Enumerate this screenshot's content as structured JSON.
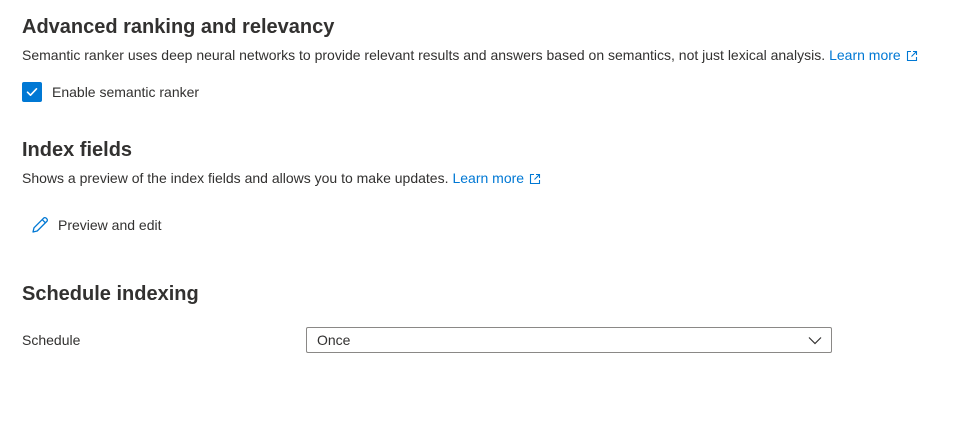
{
  "ranking": {
    "title": "Advanced ranking and relevancy",
    "description": "Semantic ranker uses deep neural networks to provide relevant results and answers based on semantics, not just lexical analysis.",
    "learn_more": "Learn more",
    "checkbox_label": "Enable semantic ranker",
    "checkbox_checked": true
  },
  "index_fields": {
    "title": "Index fields",
    "description": "Shows a preview of the index fields and allows you to make updates.",
    "learn_more": "Learn more",
    "edit_label": "Preview and edit"
  },
  "schedule": {
    "title": "Schedule indexing",
    "field_label": "Schedule",
    "selected": "Once"
  },
  "colors": {
    "accent": "#0078d4",
    "text": "#323130",
    "border": "#8a8886"
  },
  "icons": {
    "external_link": "external-link-icon",
    "checkmark": "checkmark-icon",
    "pencil": "pencil-icon",
    "chevron": "chevron-down-icon"
  }
}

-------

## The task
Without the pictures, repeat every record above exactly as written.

## Exercise result
Enumerate this screenshot's content as structured JSON.
{
  "ranking": {
    "title": "Advanced ranking and relevancy",
    "description": "Semantic ranker uses deep neural networks to provide relevant results and answers based on semantics, not just lexical analysis.",
    "learn_more": "Learn more",
    "checkbox_label": "Enable semantic ranker",
    "checkbox_checked": true
  },
  "index_fields": {
    "title": "Index fields",
    "description": "Shows a preview of the index fields and allows you to make updates.",
    "learn_more": "Learn more",
    "edit_label": "Preview and edit"
  },
  "schedule": {
    "title": "Schedule indexing",
    "field_label": "Schedule",
    "selected": "Once"
  },
  "colors": {
    "accent": "#0078d4",
    "text": "#323130",
    "border": "#8a8886"
  },
  "icons": {
    "external_link": "external-link-icon",
    "checkmark": "checkmark-icon",
    "pencil": "pencil-icon",
    "chevron": "chevron-down-icon"
  }
}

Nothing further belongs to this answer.